“Is WWII Ordnance really a threat?” is the question I get asked the most. Alternatively I often get told by many (unqualified) clients that “WWII ordnance is not a threat! It is over 70 years old, it didn’t detonate and therefore is not a risk.” This should not be underestimated… WWII ordnance is still very much a risk.
Small numbers of WWII ordnance (Airdropped Bombs) are found every year on UK construction projects or found by the public. Much greater numbers of ordnance items such as mortars, grenades, rounds are located each month – most often allied items that were ‘lost’ or deliberately dumped after the war and during subsequent training post-war exercises.
Historically, ordnance that did not detonate as intended very much remains a risk. In Germany last week 13 suspect items were located on a construction site and the German bomb disposal teams were sent to site. After further investigation a large number were ruled out as ordnance including two large items of scrap metal. But three items were confirmed as British bombs from WWII and had to be made safe.
The risk from these items was so significant that the Bomb Disposal team instigated a major exclusion site around the construction site and evacuated over 50,000 people.

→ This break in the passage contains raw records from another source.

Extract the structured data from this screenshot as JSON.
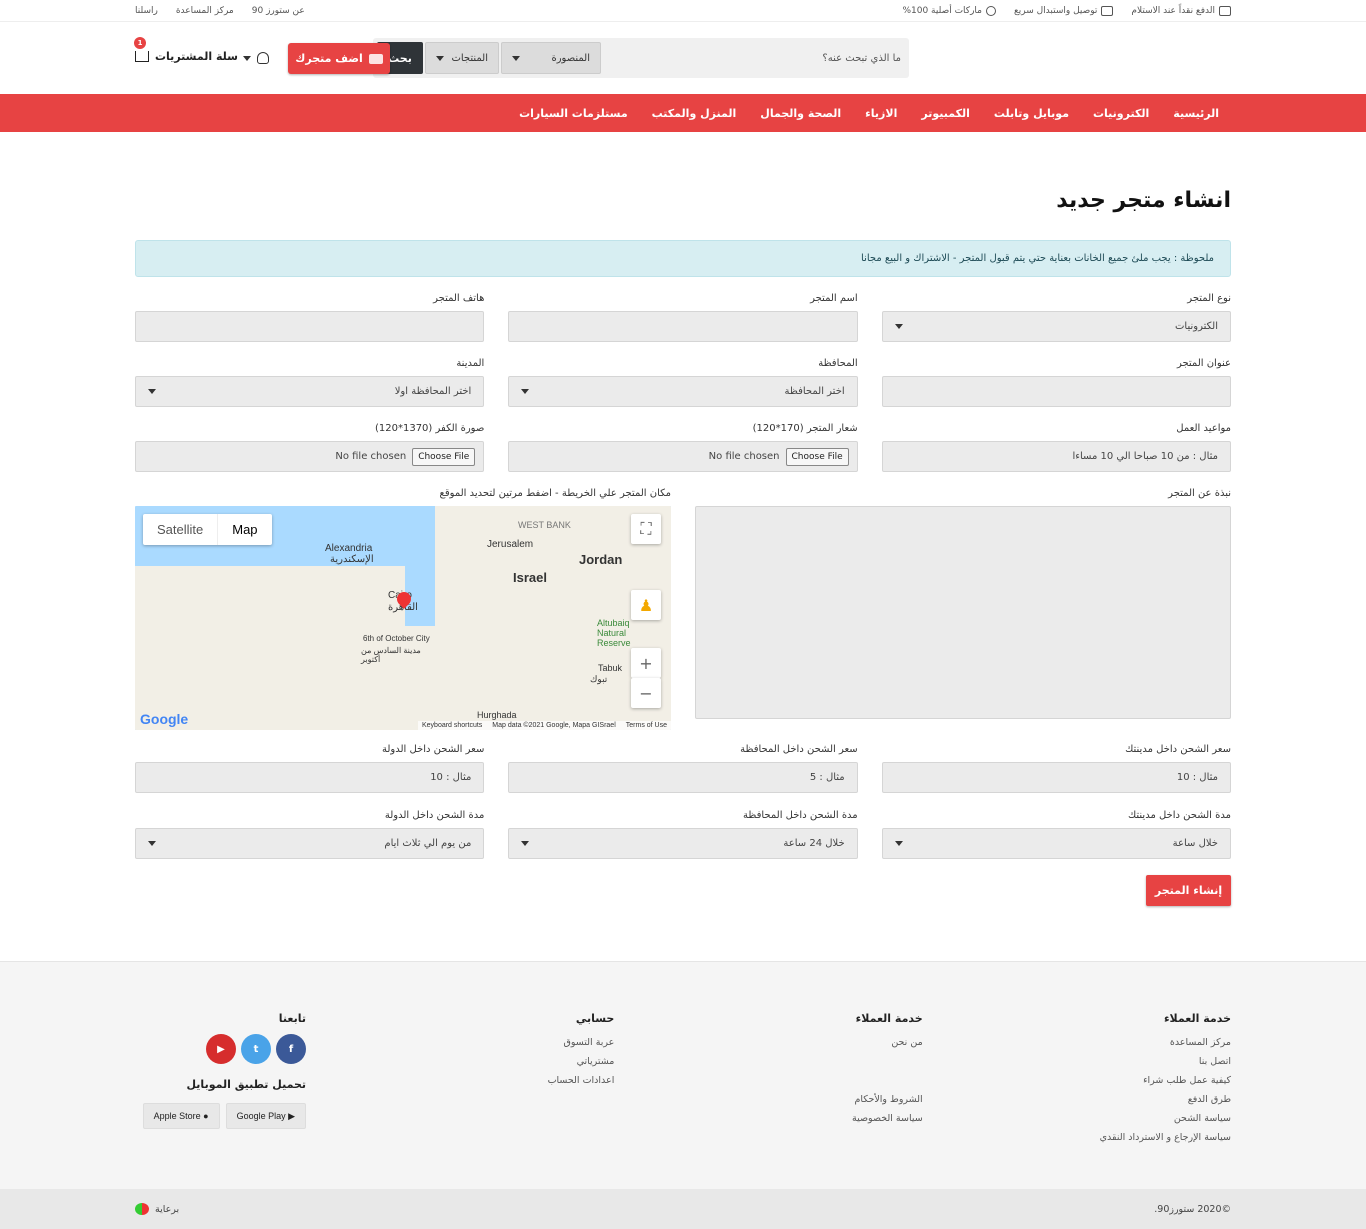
{
  "topbar": {
    "right": [
      {
        "icon": "card-icon",
        "label": "الدفع نقداً عند الاستلام"
      },
      {
        "icon": "truck-icon",
        "label": "توصيل واستبدال سريع"
      },
      {
        "icon": "check-badge-icon",
        "label": "ماركات أصلية 100%"
      }
    ],
    "left": [
      "عن ستورز 90",
      "مركز المساعدة",
      "راسلنا"
    ]
  },
  "header": {
    "search_placeholder": "ما الذي تبحث عنه؟",
    "city_select": "المنصورة",
    "category_select": "المنتجات",
    "search_button": "بحث",
    "add_store_button": "اضف متجرك",
    "cart_label": "سلة المشتريات",
    "cart_count": "1"
  },
  "nav": [
    "الرئيسية",
    "الكترونيات",
    "موبايل وتابلت",
    "الكمبيوتر",
    "الازياء",
    "الصحة والجمال",
    "المنزل والمكتب",
    "مستلزمات السيارات"
  ],
  "page": {
    "title": "انشاء متجر جديد",
    "note": "ملحوظة : يجب ملئ جميع الخانات بعناية حتي يتم قبول المتجر - الاشتراك و البيع مجانا"
  },
  "form": {
    "store_type": {
      "label": "نوع المتجر",
      "value": "الكترونيات"
    },
    "store_name": {
      "label": "اسم المتجر",
      "value": ""
    },
    "store_phone": {
      "label": "هاتف المتجر",
      "value": ""
    },
    "store_address": {
      "label": "عنوان المتجر",
      "value": ""
    },
    "governorate": {
      "label": "المحافظة",
      "value": "اختر المحافظة"
    },
    "city": {
      "label": "المدينة",
      "value": "اختر المحافظة اولا"
    },
    "work_hours": {
      "label": "مواعيد العمل",
      "placeholder": "مثال : من 10 صباحا الي 10 مساءا"
    },
    "logo": {
      "label": "شعار المتجر (170*120)",
      "button": "Choose File",
      "status": "No file chosen"
    },
    "cover": {
      "label": "صورة الكفر (1370*120)",
      "button": "Choose File",
      "status": "No file chosen"
    },
    "about": {
      "label": "نبذة عن المتجر"
    },
    "map_label": "مكان المتجر علي الخريطة - اضفط مرتين لتحديد الموقع",
    "ship_city_price": {
      "label": "سعر الشحن داخل مدينتك",
      "placeholder": "مثال : 10"
    },
    "ship_gov_price": {
      "label": "سعر الشحن داخل المحافظة",
      "placeholder": "مثال : 5"
    },
    "ship_country_price": {
      "label": "سعر الشحن داخل الدولة",
      "placeholder": "مثال : 10"
    },
    "ship_city_time": {
      "label": "مدة الشحن داخل مدينتك",
      "value": "خلال ساعة"
    },
    "ship_gov_time": {
      "label": "مدة الشحن داخل المحافظة",
      "value": "خلال 24 ساعة"
    },
    "ship_country_time": {
      "label": "مدة الشحن داخل الدولة",
      "value": "من يوم الي ثلاث ايام"
    },
    "submit": "إنشاء المتجر"
  },
  "map": {
    "tab_map": "Map",
    "tab_satellite": "Satellite",
    "labels": [
      "Alexandria",
      "الإسكندرية",
      "Cairo",
      "القاهرة",
      "6th of October City",
      "مدينة السادس من أكتوبر",
      "Jerusalem",
      "WEST BANK",
      "Israel",
      "Jordan",
      "Altubaiq Natural Reserve",
      "Tabuk",
      "تبوك",
      "Hurghada"
    ],
    "attribution": [
      "Keyboard shortcuts",
      "Map data ©2021 Google, Mapa GISrael",
      "Terms of Use"
    ],
    "logo": "Google"
  },
  "footer": {
    "col1": {
      "title": "خدمة العملاء",
      "links": [
        "مركز المساعدة",
        "اتصل بنا",
        "كيفية عمل طلب شراء",
        "طرق الدفع",
        "سياسة الشحن",
        "سياسة الإرجاع و الاسترداد النقدي"
      ]
    },
    "col2": {
      "title": "خدمة العملاء",
      "links": [
        "من نحن",
        "",
        "",
        "الشروط والأحكام",
        "سياسة الخصوصية"
      ]
    },
    "col3": {
      "title": "حسابي",
      "links": [
        "عربة التسوق",
        "مشترياتي",
        "اعدادات الحساب"
      ]
    },
    "col4": {
      "title": "تابعنا",
      "app_title": "تحميل تطبيق الموبايل",
      "google_play": "Google Play",
      "apple_store": "Apple Store"
    },
    "social_colors": {
      "facebook": "#3b5998",
      "twitter": "#4aa3e8",
      "youtube": "#d62d2d"
    }
  },
  "bottom": {
    "copyright": "©2020 ستورز90.",
    "sponsor": "برعاية"
  },
  "colors": {
    "accent": "#e74343",
    "dark": "#2f3438"
  }
}
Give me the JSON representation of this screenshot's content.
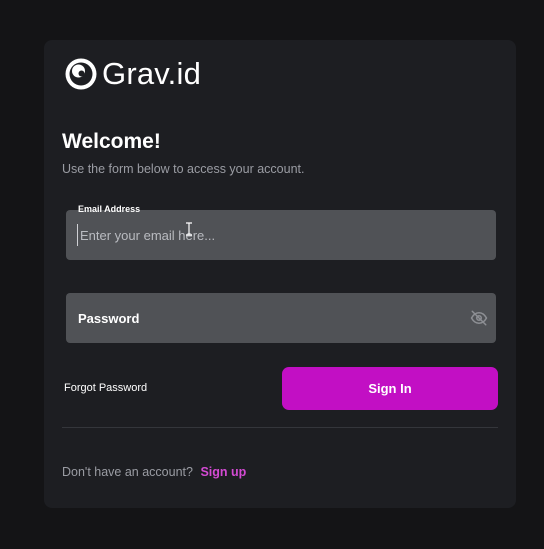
{
  "brand": {
    "name": "Grav.id",
    "logo_icon": "orbit-circle-icon"
  },
  "welcome": {
    "title": "Welcome!",
    "subtitle": "Use the form below to access your account."
  },
  "email_field": {
    "label": "Email Address",
    "placeholder": "Enter your email here...",
    "value": ""
  },
  "password_field": {
    "placeholder": "Password",
    "value": "",
    "toggle_icon": "eye-off-icon"
  },
  "actions": {
    "forgot_password": "Forgot Password",
    "sign_in": "Sign In"
  },
  "footer": {
    "prompt": "Don't have an account?",
    "sign_up": "Sign up"
  },
  "colors": {
    "background": "#141416",
    "card": "#1d1e22",
    "field": "#505256",
    "accent": "#c20fc4",
    "link": "#d44ad4"
  }
}
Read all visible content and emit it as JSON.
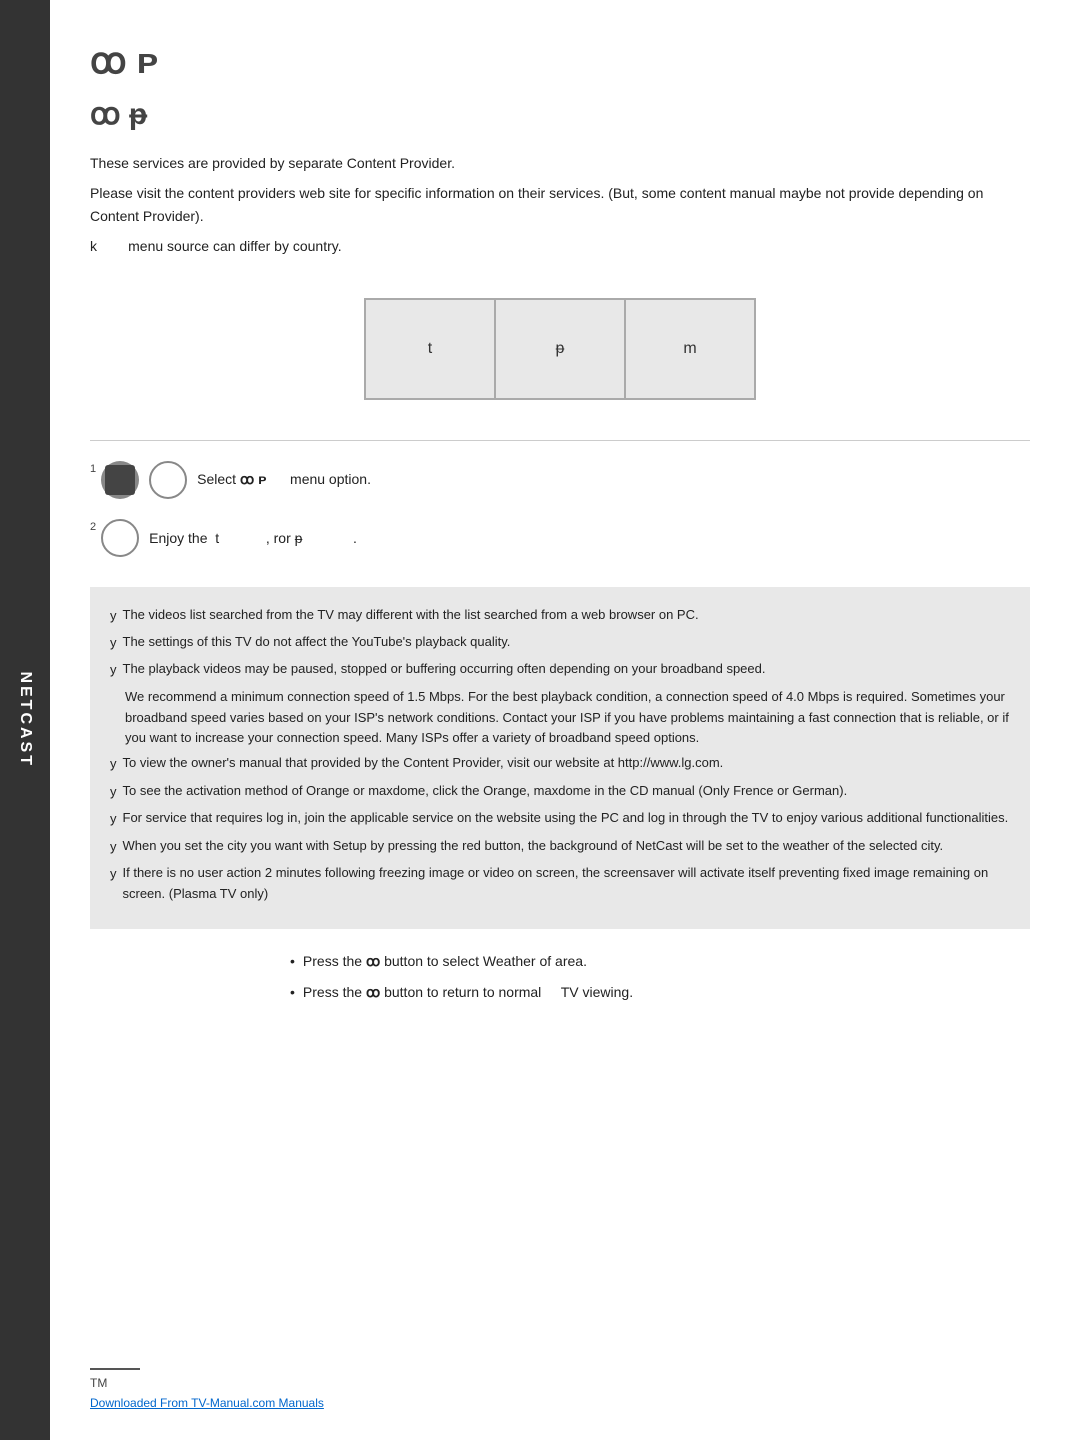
{
  "sidebar": {
    "label": "NETCAST"
  },
  "header": {
    "symbol_large": "ꝏ ᴘ",
    "symbol_medium": "ꝏ ᵽ",
    "description_lines": [
      "These services are provided by separate Content Provider.",
      "Please visit the content providers web site for specific information on their services. (But, some content manual maybe not provide depending on Content Provider).",
      "k          menu source can differ by country."
    ]
  },
  "menu_boxes": {
    "box1_label": "t",
    "box2_label": "ᵽ",
    "box3_label": "m"
  },
  "steps": {
    "step1": {
      "number": "1",
      "text": "Select ꝏ ᴘ          menu option."
    },
    "step2": {
      "number": "2",
      "text": "Enjoy the  t            , ror ᵽ              ."
    }
  },
  "notes": [
    "The videos list searched from the TV may different with the list searched from a web browser on PC.",
    "The settings of this TV do not affect the YouTube's playback quality.",
    "The playback videos may be paused, stopped or buffering occurring often depending on your broadband speed.",
    "We recommend a minimum connection speed of 1.5 Mbps. For the best playback condition, a connection speed of 4.0 Mbps is required. Sometimes your broadband speed varies based on your ISP's network conditions. Contact your ISP if you have problems maintaining a fast connection that is reliable, or if you want to increase your connection speed. Many ISPs offer a variety of broadband speed options.",
    "To view the owner's manual that provided by the Content Provider, visit our website at http://www.lg.com.",
    "To see the activation method of Orange or maxdome, click the Orange, maxdome in the CD manual (Only Frence or German).",
    "For service that requires log in, join the applicable service on the website using the PC and log in through the TV to enjoy various additional functionalities.",
    "When you set the city you want with Setup by pressing the red button, the background of NetCast will be set to the weather of the selected city.",
    "If there is no user action 2 minutes following freezing image or video on screen, the screensaver will activate itself preventing fixed image remaining on screen. (Plasma TV only)"
  ],
  "bottom_bullets": [
    "Press the ꝏ button to select Weather of area.",
    "Press the ꝏ button to return to normal      TV viewing."
  ],
  "footer": {
    "tm_label": "TM",
    "link_text": "Downloaded From TV-Manual.com Manuals",
    "link_url": "#"
  }
}
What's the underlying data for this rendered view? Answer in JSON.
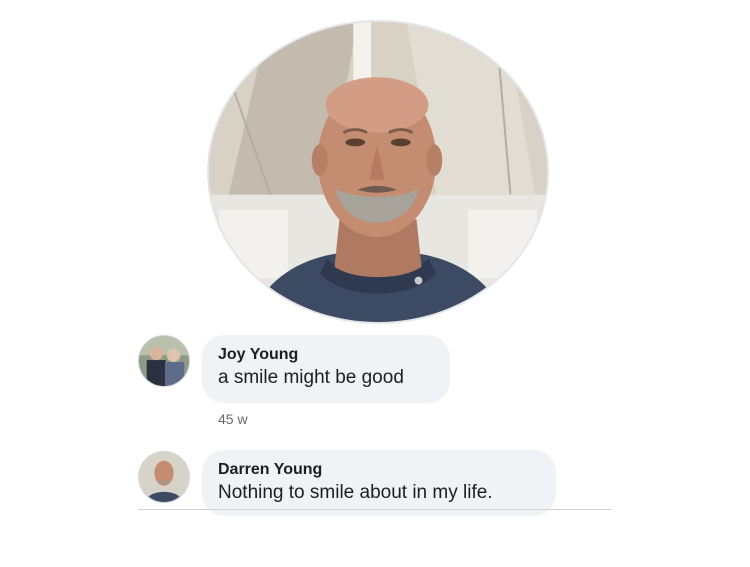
{
  "post": {
    "profile_photo_alt": "profile photo"
  },
  "comments": [
    {
      "author": "Joy Young",
      "text": "a smile might be good",
      "timestamp": "45 w"
    },
    {
      "author": "Darren Young",
      "text": "Nothing to smile about in my life."
    }
  ],
  "colors": {
    "bubble_bg": "#f0f2f5",
    "timestamp": "#65676b",
    "text": "#1c1e21"
  }
}
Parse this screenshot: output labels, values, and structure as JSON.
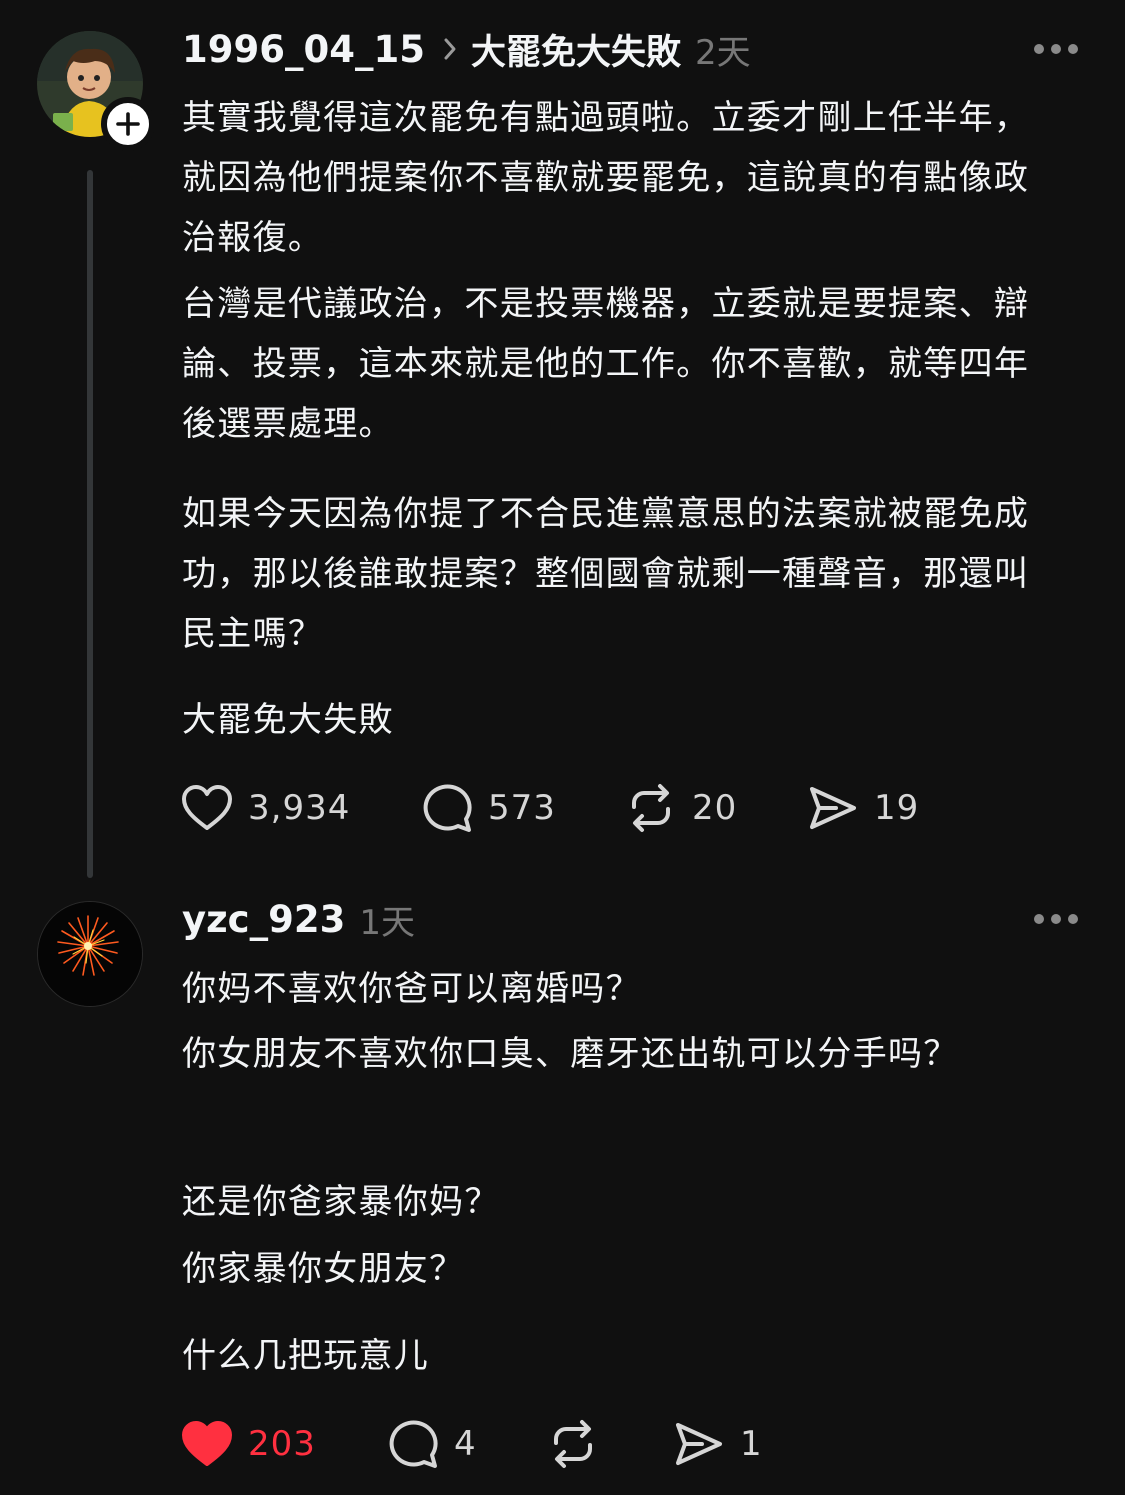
{
  "post1": {
    "username": "1996_04_15",
    "thread_title": "大罷免大失敗",
    "time": "2天",
    "paragraphs": [
      "其實我覺得這次罷免有點過頭啦。立委才剛上任半年，就因為他們提案你不喜歡就要罷免，這說真的有點像政治報復。",
      "台灣是代議政治，不是投票機器，立委就是要提案、辯論、投票，這本來就是他的工作。你不喜歡，就等四年後選票處理。",
      "如果今天因為你提了不合民進黨意思的法案就被罷免成功，那以後誰敢提案？整個國會就剩一種聲音，那還叫民主嗎？",
      "大罷免大失敗"
    ],
    "likes": "3,934",
    "replies": "573",
    "reposts": "20",
    "shares": "19"
  },
  "post2": {
    "username": "yzc_923",
    "time": "1天",
    "paragraphs": [
      "你妈不喜欢你爸可以离婚吗？",
      "你女朋友不喜欢你口臭、磨牙还出轨可以分手吗？",
      "还是你爸家暴你妈？",
      "你家暴你女朋友？",
      "什么几把玩意儿"
    ],
    "likes": "203",
    "replies": "4",
    "reposts": "",
    "shares": "1"
  },
  "colors": {
    "background": "#101010",
    "text": "#f3f5f7",
    "muted": "#777777",
    "like_active": "#ff3040"
  },
  "icons": [
    "heart-icon",
    "comment-icon",
    "repost-icon",
    "share-icon",
    "more-icon",
    "chevron-right-icon",
    "plus-icon"
  ]
}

What health & Safety or commercial impact would this type of find have to your construction project?
I will be hosting a webinar on Tuesday 27th June called ‘Unexploded Ordnance (UXO) – How to reduce risk on sites‘. To find out more about UXO surveys and site mitigation measures to reduce risk on sites, sign up here.
Philip Norville, Head of Business Development at Dynasafe BACTEC
Dynasafe BACTEC is the UK’s leading UXO risk mitigation specialist and can provide desk based risk assessments in accordance with CIRIA C681 to understands the residual UXO associated with your project.
Groundsure partner with Dynasafe BACTEC to deliver the Groundsure UXO report, a unique desktop search report that identifies potential risks from unexploded ordnance that could affect your client’s construction project. To find out more about this report, click here.